Description: This is the second edition of a book covering vascular medicine initially published in 1991. Its editors are vascular medicine specialists at the Cleveland Clinic, and the majority of the more than 50 contributors are also from the Cleveland Clinic, less than a third of whom are vascular surgeons.
Purpose: The goal is to provide an overview of peripheral vascular diseases without the emphasis on surgical techniques. In essence, it is a textbook on vascular medicine, the medical counterpart to vascular surgery. The editors suggest that this is a topic that is not sufficiently taught in medical school or during postgraduate training, and I agree.
Audience: This book is intended for physicians in various disciplines who may treat patients with peripheral vascular diseases. This would include internists, family physicians, cardiologists, interventional radiologists, surgeons in various specialties, and podiatrists.
Features: The illustrations are well reproduced, and most are useful and of good quality. There are a dozen color photographs in the beginning of the book that are dramatic but do not add much. The binding is sturdy and the text is easy to read.

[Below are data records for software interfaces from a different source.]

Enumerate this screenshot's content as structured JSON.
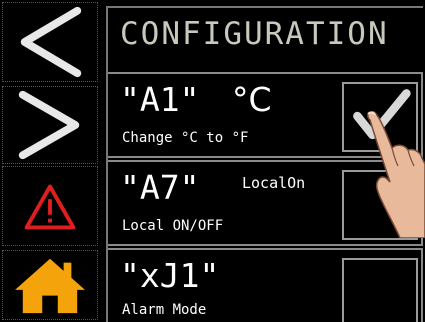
{
  "screen": {
    "title": "CONFIGURATION"
  },
  "nav": [
    {
      "name": "back",
      "icon": "chevron-left-icon"
    },
    {
      "name": "next",
      "icon": "chevron-right-icon"
    },
    {
      "name": "alarm",
      "icon": "warning-triangle-icon",
      "color": "#e01e1e"
    },
    {
      "name": "home",
      "icon": "home-icon",
      "color": "#f5a30a"
    }
  ],
  "params": [
    {
      "code": "\"A1\"",
      "extra": "°C",
      "description": "Change °C to °F",
      "checked": true
    },
    {
      "code": "\"A7\"",
      "extra": "LocalOn",
      "description": "Local ON/OFF",
      "checked": false
    },
    {
      "code": "\"xJ1\"",
      "extra": "",
      "description": "Alarm Mode",
      "checked": false
    }
  ],
  "colors": {
    "background": "#000000",
    "title": "#c8c8bc",
    "border": "#8a8a8a"
  }
}
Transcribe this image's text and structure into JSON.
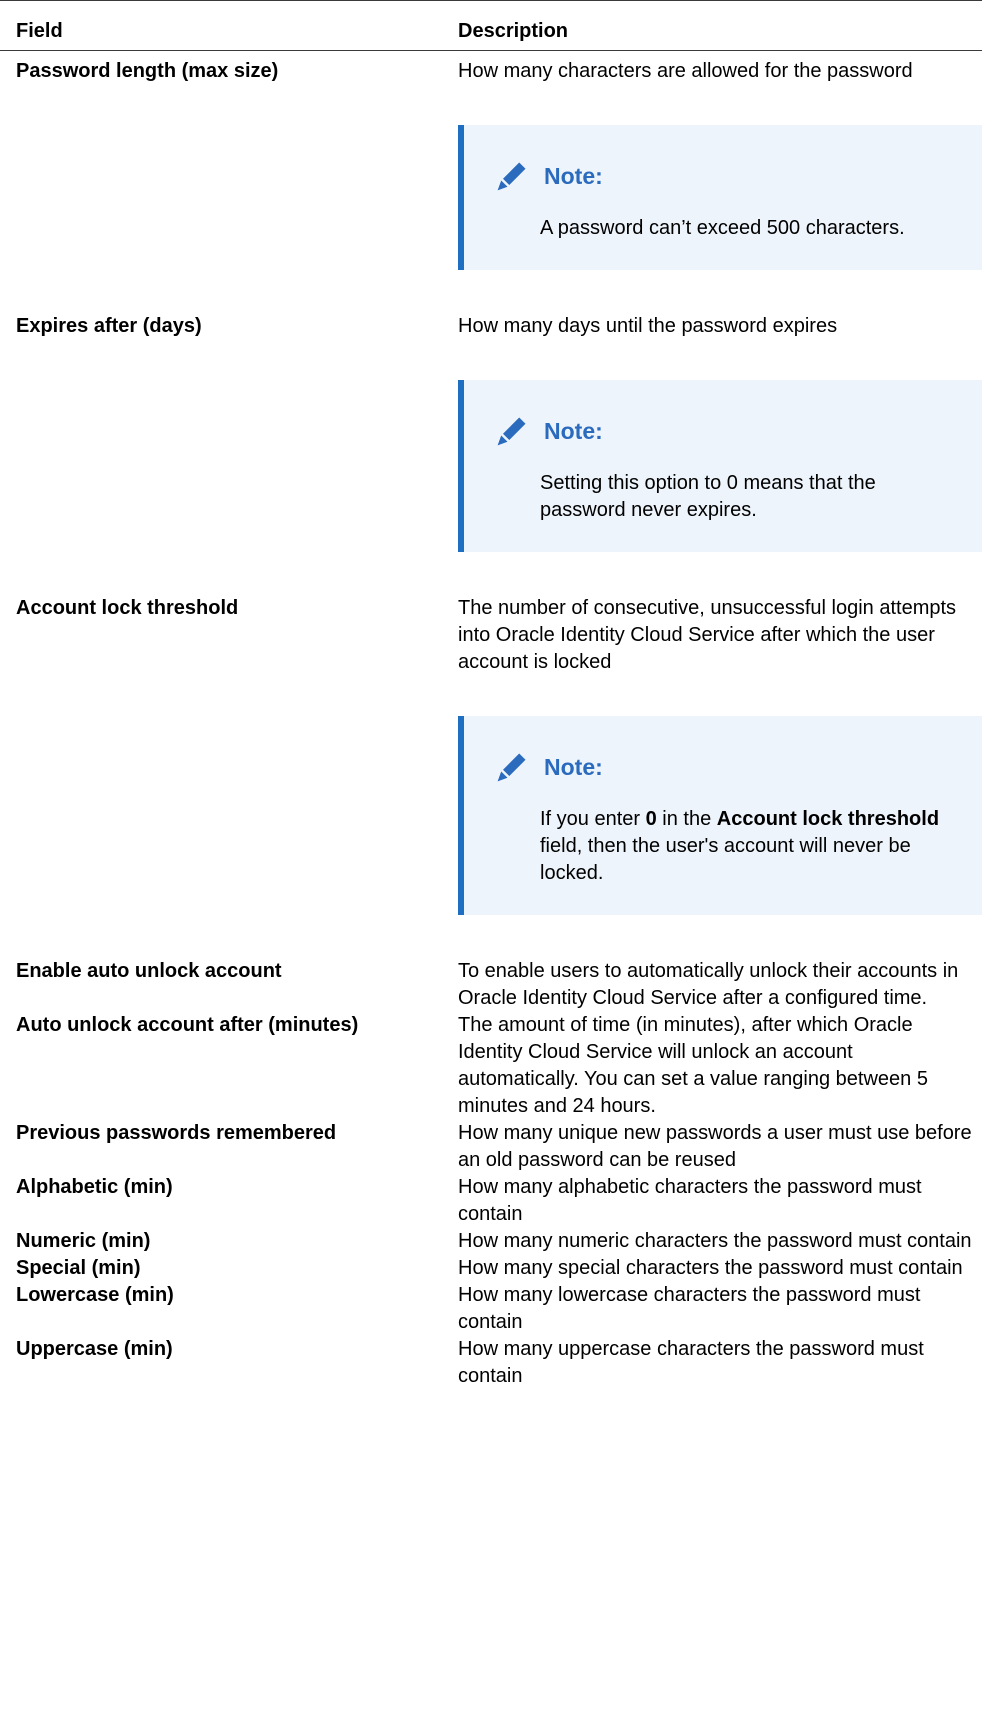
{
  "table": {
    "headers": {
      "field": "Field",
      "description": "Description"
    },
    "rows": [
      {
        "field": "Password length (max size)",
        "description": "How many characters are allowed for the password",
        "note": {
          "title": "Note:",
          "body": "A password can’t exceed 500 characters."
        }
      },
      {
        "field": "Expires after (days)",
        "description": "How many days until the password expires",
        "note": {
          "title": "Note:",
          "body": "Setting this option to 0 means that the password never expires."
        }
      },
      {
        "field": "Account lock threshold",
        "description": "The number of consecutive, unsuccessful login attempts into Oracle Identity Cloud Service after which the user account is locked",
        "note": {
          "title": "Note:",
          "body_parts": [
            "If you enter ",
            "0",
            " in the ",
            "Account lock threshold",
            " field, then the user's account will never be locked."
          ]
        }
      },
      {
        "field": "Enable auto unlock account",
        "description": "To enable users to automatically unlock their accounts in Oracle Identity Cloud Service after a configured time."
      },
      {
        "field": "Auto unlock account after (minutes)",
        "description": "The amount of time (in minutes), after which Oracle Identity Cloud Service will unlock an account automatically. You can set a value ranging between 5 minutes and 24 hours."
      },
      {
        "field": "Previous passwords remembered",
        "description": "How many unique new passwords a user must use before an old password can be reused"
      },
      {
        "field": "Alphabetic (min)",
        "description": "How many alphabetic characters the password must contain"
      },
      {
        "field": "Numeric (min)",
        "description": "How many numeric characters the password must contain"
      },
      {
        "field": "Special (min)",
        "description": "How many special characters the password must contain"
      },
      {
        "field": "Lowercase (min)",
        "description": "How many lowercase characters the password must contain"
      },
      {
        "field": "Uppercase (min)",
        "description": "How many uppercase characters the password must contain"
      }
    ]
  },
  "icons": {
    "note": "pencil-icon"
  },
  "colors": {
    "note_accent": "#1e6fc1",
    "note_title": "#2a6bbe",
    "note_background": "#eef4fb",
    "rule": "#3a3a3a"
  }
}
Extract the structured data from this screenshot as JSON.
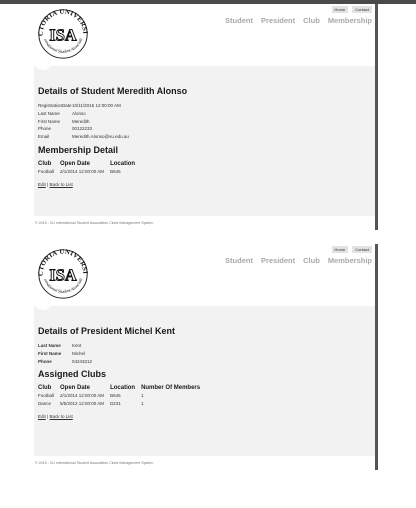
{
  "logo": {
    "top_text": "VICTORIA UNIVERSITY",
    "main_text": "ISA",
    "bottom_text": "International Student Association"
  },
  "nav": {
    "home": "Home",
    "contact": "Contact",
    "student": "Student",
    "president": "President",
    "club": "Club",
    "membership": "Membership"
  },
  "page1": {
    "title": "Details of Student Meredith Alonso",
    "fields": [
      {
        "label": "RegistrationDate",
        "value": "10/11/2015 12:00:00 AM"
      },
      {
        "label": "Last Name",
        "value": "Alonso"
      },
      {
        "label": "First Name",
        "value": "Meredith"
      },
      {
        "label": "Phone",
        "value": "00122233"
      },
      {
        "label": "Email",
        "value": "Meredith.Alonso@vu.edu.au"
      }
    ],
    "section_title": "Membership Detail",
    "table": {
      "headers": [
        "Club",
        "Open Date",
        "Location"
      ],
      "rows": [
        [
          "Football",
          "2/1/2014 12:00:00 AM",
          "B645"
        ]
      ]
    },
    "edit": "Edit",
    "separator": "|",
    "back": "Back to List"
  },
  "page2": {
    "title": "Details of President Michel Kent",
    "fields": [
      {
        "label": "Last Name",
        "value": "Kent"
      },
      {
        "label": "First Name",
        "value": "Michel"
      },
      {
        "label": "Phone",
        "value": "04243212"
      }
    ],
    "section_title": "Assigned Clubs",
    "table": {
      "headers": [
        "Club",
        "Open Date",
        "Location",
        "Number Of Members"
      ],
      "rows": [
        [
          "Football",
          "2/1/2014 12:00:00 AM",
          "B645",
          "1"
        ],
        [
          "Dance",
          "5/5/2012 12:00:00 AM",
          "D231",
          "1"
        ]
      ]
    },
    "edit": "Edit",
    "separator": "|",
    "back": "Back to List"
  },
  "footer": {
    "text": "© 2015 - VU International Student Association Clubs Management System"
  }
}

Assessment: The book meets its objectives as a text of vascular medicine. Although it come five years after the first edition, much of it seems unchanged. It would be useful for vascular medicine specialists in training and practicing physicians with a special interest in vascular diseases. Vascular surgeons may also find some of the book useful, especially those chapters dealing with nonsurgical conditions. However, the family physician or internist looking for practical information will find some, but along with that, will find too much detail on techniques and uncommon conditions.